Contrarian investors are constantly searching for beaten-up stocks that could be on the cusp of a major turnaround.
Bombardier’s beleaguered CSeries jet program has been a nightmare for investors with production delays and budget overruns pushing the balance sheet to the brink.
Things got so bad last year that Quebec and the province’s pension fund had to commit US$2.5 billion to keep the company afloat. The market initially thought the support would be sufficient, but confidence began to wane again in early 2016, and the stock tumbled below $1 per share.
A sudden surge in CSeries orders and the delivery of the first new jet brought some life back into the name, pushing the share price up to the $2 mark, where is held steady through the end of August.
Last month, worries returned as Bombardier said it would only deliver seven new CSeries planes in 2016, instead of the 15 jets targeted in previous guidance. This will push 2016 revenue down to the low end of expectations.
Analysts think Bombardier will need more cash in the next 12-18 months. With the balance sheet already loaded up with US$9 billion in debt, additional funds are expected to come from the federal government.
Meanwhile, the turnaround efforts continue.
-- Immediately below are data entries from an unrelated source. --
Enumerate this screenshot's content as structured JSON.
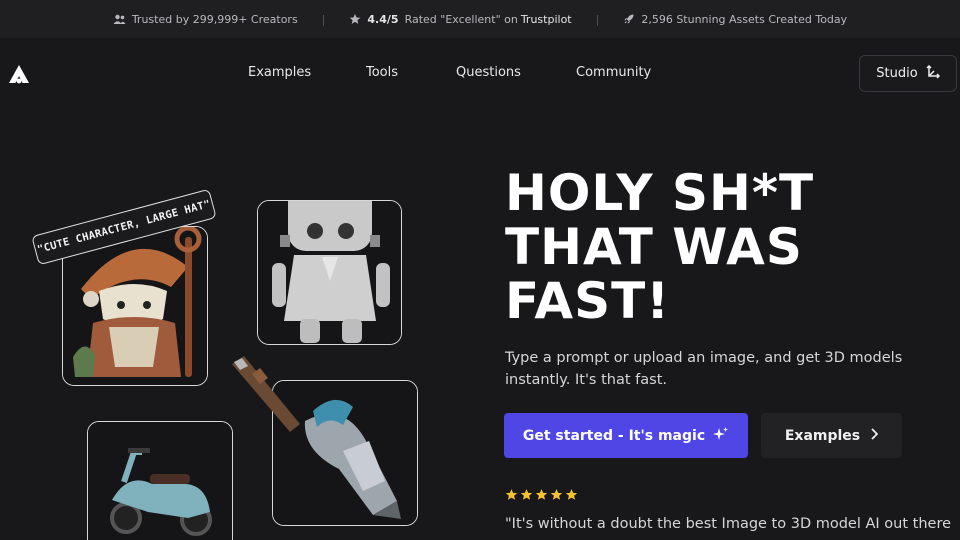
{
  "topbar": {
    "trusted": "Trusted by 299,999+ Creators",
    "rating_value": "4.4/5",
    "rating_text": "Rated \"Excellent\" on",
    "rating_brand": "Trustpilot",
    "assets": "2,596 Stunning Assets Created Today",
    "separator": "|"
  },
  "nav": {
    "links": [
      "Examples",
      "Tools",
      "Questions",
      "Community"
    ],
    "studio_label": "Studio"
  },
  "hero": {
    "title_lines": [
      "HOLY SH*T",
      "THAT WAS",
      "FAST!"
    ],
    "subtitle": "Type a prompt or upload an image, and get 3D models instantly. It's that fast.",
    "cta_label": "Get started - It's magic",
    "examples_label": "Examples",
    "rating_stars": 5,
    "quote": "\"It's without a doubt the best Image to 3D model AI out there"
  },
  "gallery": {
    "prompt_tag": "\"CUTE CHARACTER, LARGE HAT\""
  },
  "colors": {
    "background": "#18181a",
    "accent": "#4f46e5",
    "star": "#f4c430"
  }
}
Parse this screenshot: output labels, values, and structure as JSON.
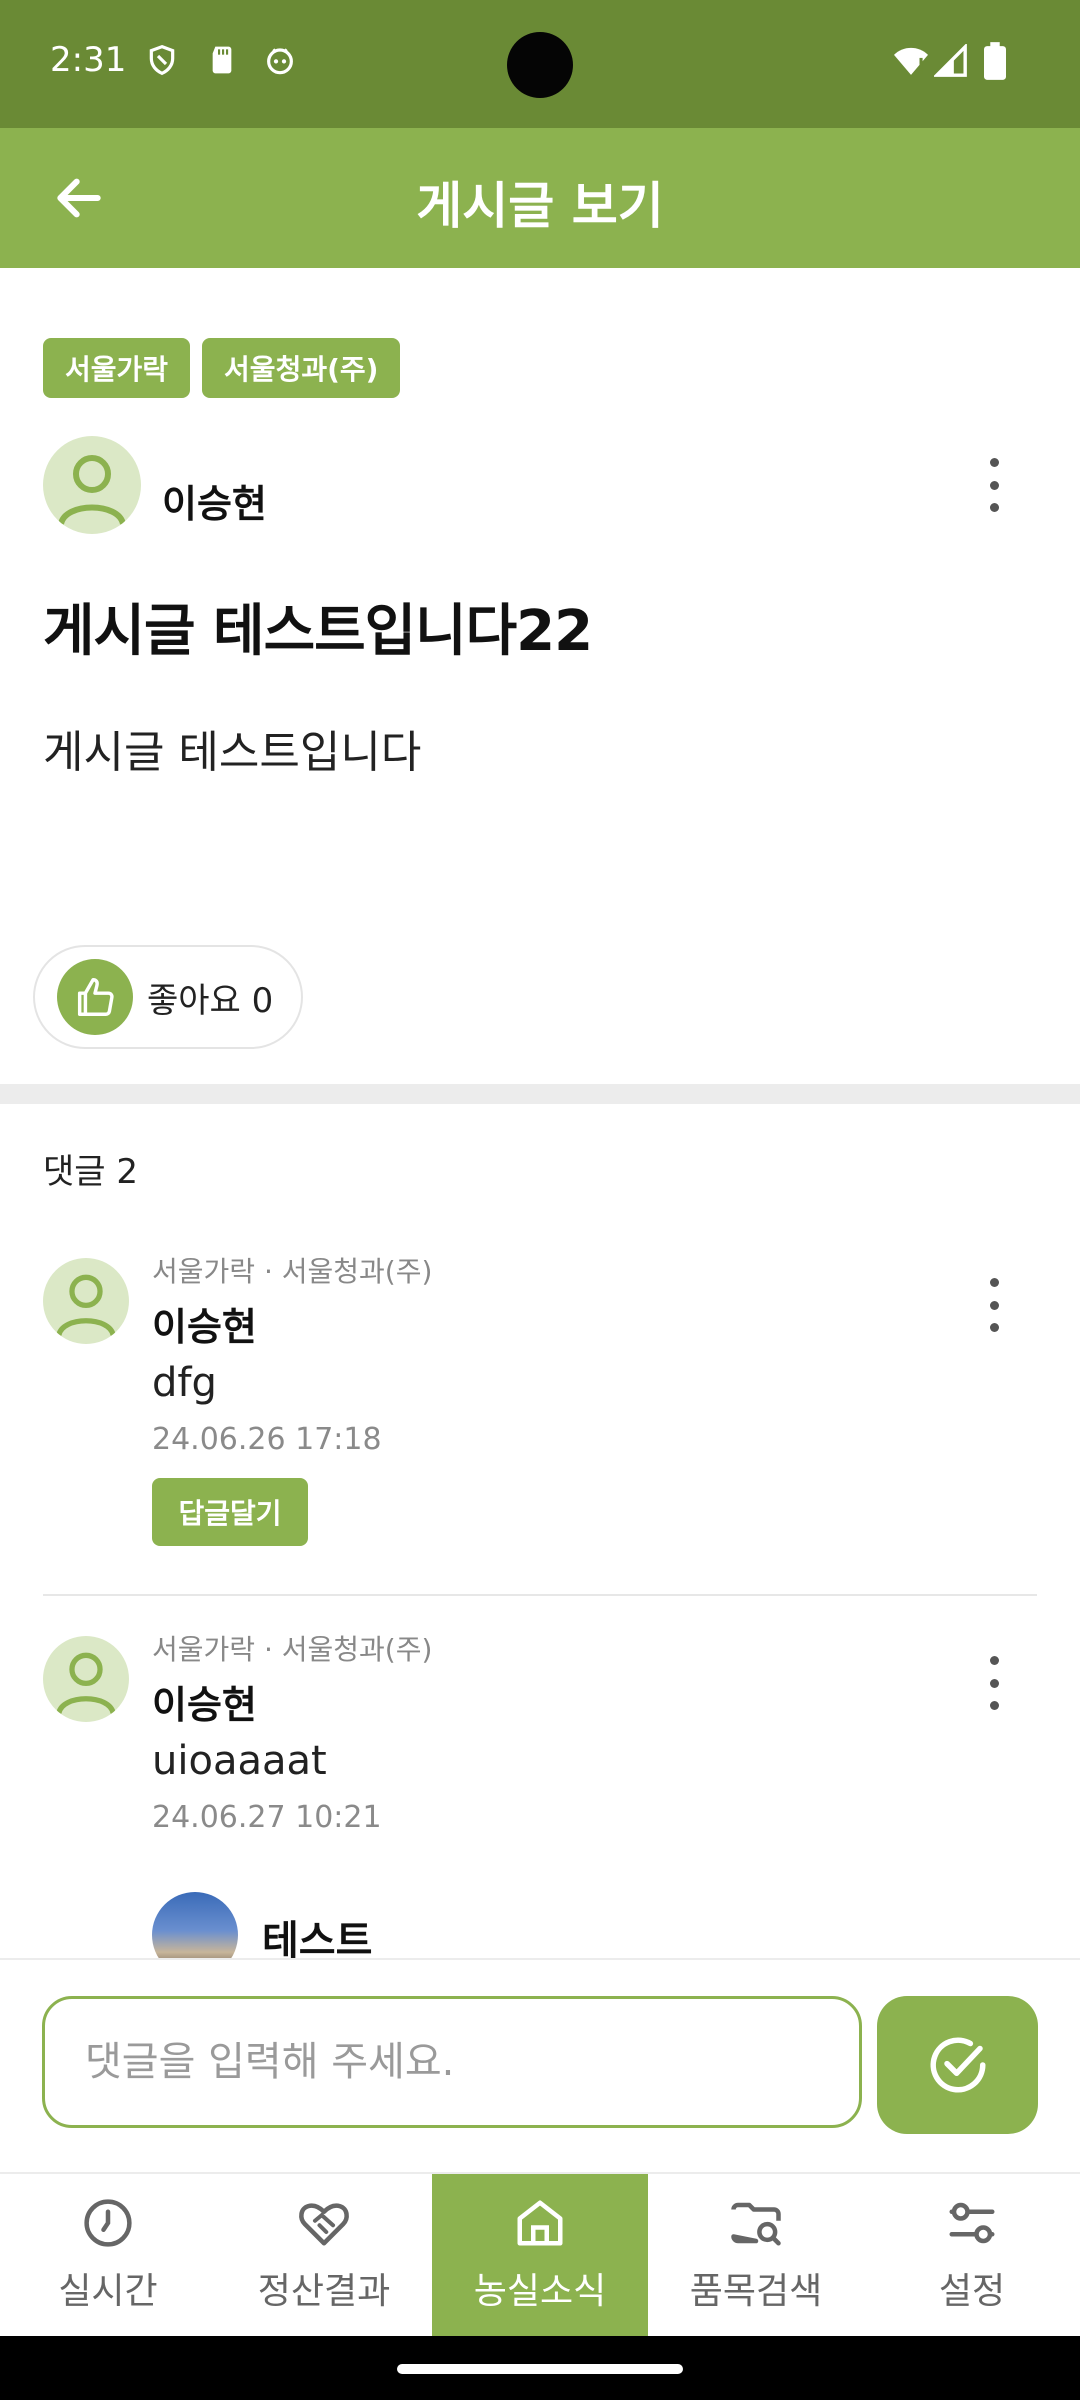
{
  "status_bar": {
    "time": "2:31"
  },
  "app_bar": {
    "title": "게시글 보기"
  },
  "post": {
    "tags": [
      "서울가락",
      "서울청과(주)"
    ],
    "author": "이승현",
    "title": "게시글 테스트입니다22",
    "body": "게시글 테스트입니다",
    "like_label": "좋아요 0"
  },
  "comments": {
    "count_label": "댓글 2",
    "items": [
      {
        "affiliation": "서울가락 · 서울청과(주)",
        "author": "이승현",
        "text": "dfg",
        "date": "24.06.26 17:18",
        "reply_label": "답글달기"
      },
      {
        "affiliation": "서울가락 · 서울청과(주)",
        "author": "이승현",
        "text": "uioaaaat",
        "date": "24.06.27 10:21",
        "reply": {
          "author": "테스트"
        }
      }
    ]
  },
  "comment_input": {
    "placeholder": "댓글을 입력해 주세요."
  },
  "bottom_nav": {
    "items": [
      {
        "label": "실시간",
        "icon": "clock-icon"
      },
      {
        "label": "정산결과",
        "icon": "handshake-heart-icon"
      },
      {
        "label": "농실소식",
        "icon": "home-icon"
      },
      {
        "label": "품목검색",
        "icon": "folder-search-icon"
      },
      {
        "label": "설정",
        "icon": "sliders-icon"
      }
    ],
    "active_index": 2
  },
  "colors": {
    "accent": "#8cb24f",
    "status_bar": "#6a8a35",
    "avatar_bg": "#dbe8c6"
  }
}
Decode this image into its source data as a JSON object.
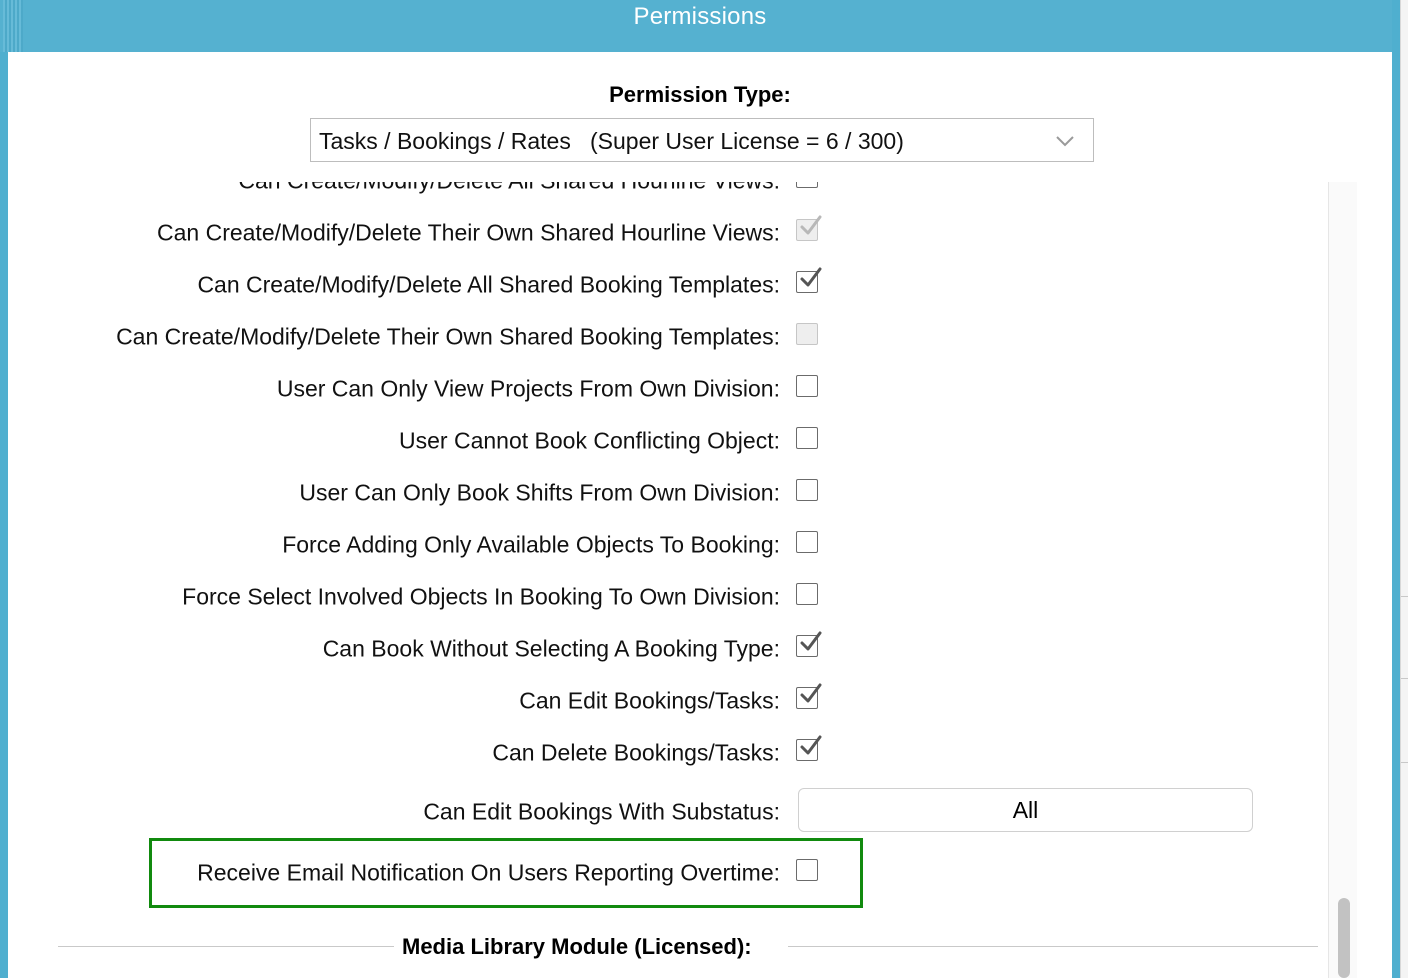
{
  "window": {
    "title": "Permissions"
  },
  "permission_type": {
    "label": "Permission Type:",
    "selected": "Tasks / Bookings / Rates   (Super User License = 6 / 300)"
  },
  "rows": [
    {
      "label": "Can Create/Modify/Delete All Shared Hourline Views:",
      "checked": false,
      "disabled": false
    },
    {
      "label": "Can Create/Modify/Delete Their Own Shared Hourline Views:",
      "checked": true,
      "disabled": true
    },
    {
      "label": "Can Create/Modify/Delete All Shared Booking Templates:",
      "checked": true,
      "disabled": false
    },
    {
      "label": "Can Create/Modify/Delete Their Own Shared Booking Templates:",
      "checked": false,
      "disabled": true
    },
    {
      "label": "User Can Only View Projects From Own Division:",
      "checked": false,
      "disabled": false
    },
    {
      "label": "User Cannot Book Conflicting Object:",
      "checked": false,
      "disabled": false
    },
    {
      "label": "User Can Only Book Shifts From Own Division:",
      "checked": false,
      "disabled": false
    },
    {
      "label": "Force Adding Only Available Objects To Booking:",
      "checked": false,
      "disabled": false
    },
    {
      "label": "Force Select Involved Objects In Booking To Own Division:",
      "checked": false,
      "disabled": false
    },
    {
      "label": "Can Book Without Selecting A Booking Type:",
      "checked": true,
      "disabled": false
    },
    {
      "label": "Can Edit Bookings/Tasks:",
      "checked": true,
      "disabled": false
    },
    {
      "label": "Can Delete Bookings/Tasks:",
      "checked": true,
      "disabled": false
    }
  ],
  "substatus": {
    "label": "Can Edit Bookings With Substatus:",
    "value": "All"
  },
  "overtime": {
    "label": "Receive Email Notification On Users Reporting Overtime:",
    "checked": false
  },
  "section_heading": "Media Library Module (Licensed):",
  "colors": {
    "titlebar": "#55b1d0",
    "highlight": "#118a0e",
    "checkbox_border": "#6b6b6b"
  }
}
Bombardier just announced another round of layoffs that will reduce the workforce by 10%. Quebec will lose 1,500 jobs.
Three years ago this stock was worth $5. Investor can buy Bombardier today for $1.80.
Canada’s top uranium producer is battling a difficult slump.
The Fukushima nuclear disaster in Japan forced the country to shut down its entire fleet of reactors, triggering a crash in uranium prices from US$70 per pound to the current price of about US$25.
At this level, few producers, if any, can make money. Investment in new projects is being cut, and older facilities are shutting down. Cameco says primary production is actually now lower than demand, but secondary supplies are keeping the market under pressure.
Eventually, the stockpiles will be used up, and the market should rebalance.
Japan is slowing putting its fleet back into service, and more than 60 new reactors are under construction. As a result, annual uranium demand is projected to rise 50% by 2030.
Cameco is a low-cost producer with some of the best resources on the planet, so the stock looks attractive for a long-term contrarian pick, but there is another issue.
The company is in a nasty battle with the Canada Revenue Agency (CRA) regarding taxes owed on revenue generated by a foreign subsidiary. If Cameco loses the case, which won’t be decided until late 2017, it could be on the hook for $2 billion.
Cameco traded for $40 per share before the tsunami hit Japan. Today the stock is worth $10.70.
Is one a good bet today?
Bombardier’s worst days are probably in the rear-view mirror, but debt concerns remain, and the company is battling for rail and plane contracts in very competitive markets. With heavy government involvement, shareholders have to wonder if their best interests will be served.
Cameco is probably the better long-term pick, but tough market conditions are expected to linger in the near term, and the CRA case remains a big threat.
For the moment, I would keep both stocks on your radar, but look for other contrarian opportunities.